WORK REQUIRED.
Below are the records. List every line holding the word "handle".

Records from a data collection:
--
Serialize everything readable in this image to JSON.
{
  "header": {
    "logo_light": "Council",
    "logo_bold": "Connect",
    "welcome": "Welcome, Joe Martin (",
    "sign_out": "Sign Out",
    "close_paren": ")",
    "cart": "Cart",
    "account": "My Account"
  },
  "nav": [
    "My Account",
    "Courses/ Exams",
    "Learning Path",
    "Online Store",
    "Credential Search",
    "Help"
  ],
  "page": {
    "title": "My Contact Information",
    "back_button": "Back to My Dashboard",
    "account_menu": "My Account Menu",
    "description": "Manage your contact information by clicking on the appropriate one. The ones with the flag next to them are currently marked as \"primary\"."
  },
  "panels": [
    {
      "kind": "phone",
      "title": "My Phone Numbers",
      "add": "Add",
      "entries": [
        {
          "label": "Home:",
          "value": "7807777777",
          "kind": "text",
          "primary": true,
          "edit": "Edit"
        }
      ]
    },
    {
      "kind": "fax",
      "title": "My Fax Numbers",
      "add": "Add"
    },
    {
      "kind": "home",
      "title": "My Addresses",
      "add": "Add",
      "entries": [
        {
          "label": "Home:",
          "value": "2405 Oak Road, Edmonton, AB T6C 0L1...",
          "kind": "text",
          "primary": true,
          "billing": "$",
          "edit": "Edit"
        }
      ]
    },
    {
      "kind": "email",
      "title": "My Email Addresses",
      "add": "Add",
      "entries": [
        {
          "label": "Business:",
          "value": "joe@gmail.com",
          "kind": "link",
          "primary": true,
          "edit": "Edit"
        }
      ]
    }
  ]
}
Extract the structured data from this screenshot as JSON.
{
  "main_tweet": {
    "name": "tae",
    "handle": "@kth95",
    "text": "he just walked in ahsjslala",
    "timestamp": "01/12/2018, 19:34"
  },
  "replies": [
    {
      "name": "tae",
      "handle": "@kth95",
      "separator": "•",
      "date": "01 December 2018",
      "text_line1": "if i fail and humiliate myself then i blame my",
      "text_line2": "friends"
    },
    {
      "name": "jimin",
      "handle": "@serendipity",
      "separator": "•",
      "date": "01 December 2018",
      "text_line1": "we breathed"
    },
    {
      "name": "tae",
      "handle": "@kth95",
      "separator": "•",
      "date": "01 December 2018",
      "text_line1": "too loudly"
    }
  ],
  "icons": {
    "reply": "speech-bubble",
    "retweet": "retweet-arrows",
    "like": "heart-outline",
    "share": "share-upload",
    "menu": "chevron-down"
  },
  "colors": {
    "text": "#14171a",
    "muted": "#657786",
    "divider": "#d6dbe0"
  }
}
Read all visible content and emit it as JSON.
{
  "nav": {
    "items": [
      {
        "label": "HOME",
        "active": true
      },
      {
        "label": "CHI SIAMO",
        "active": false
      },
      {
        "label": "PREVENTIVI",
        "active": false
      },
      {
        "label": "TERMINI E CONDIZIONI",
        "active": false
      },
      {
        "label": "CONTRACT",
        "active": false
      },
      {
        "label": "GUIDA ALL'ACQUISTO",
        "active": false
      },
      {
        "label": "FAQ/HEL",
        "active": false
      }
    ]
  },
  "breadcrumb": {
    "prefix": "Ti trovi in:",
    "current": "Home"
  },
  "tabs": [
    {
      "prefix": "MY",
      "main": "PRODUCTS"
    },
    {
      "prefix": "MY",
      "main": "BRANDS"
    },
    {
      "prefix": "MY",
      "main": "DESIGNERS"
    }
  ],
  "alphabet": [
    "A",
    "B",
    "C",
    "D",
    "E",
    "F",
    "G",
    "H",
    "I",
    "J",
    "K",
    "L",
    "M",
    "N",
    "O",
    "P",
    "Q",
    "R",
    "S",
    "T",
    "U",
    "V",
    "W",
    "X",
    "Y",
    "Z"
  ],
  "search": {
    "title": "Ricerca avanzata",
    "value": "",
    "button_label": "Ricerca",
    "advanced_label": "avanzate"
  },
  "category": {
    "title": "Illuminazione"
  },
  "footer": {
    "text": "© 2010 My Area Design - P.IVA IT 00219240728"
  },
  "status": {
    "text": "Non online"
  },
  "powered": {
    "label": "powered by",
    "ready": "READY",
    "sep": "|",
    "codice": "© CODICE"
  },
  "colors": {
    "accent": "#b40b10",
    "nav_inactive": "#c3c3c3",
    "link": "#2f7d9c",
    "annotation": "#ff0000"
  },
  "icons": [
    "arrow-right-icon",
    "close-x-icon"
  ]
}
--
RESPONSE TO THIS EXERCISE.
    "handle": "@kth95",
      "handle": "@kth95",
      "handle": "@serendipity",
      "handle": "@kth95",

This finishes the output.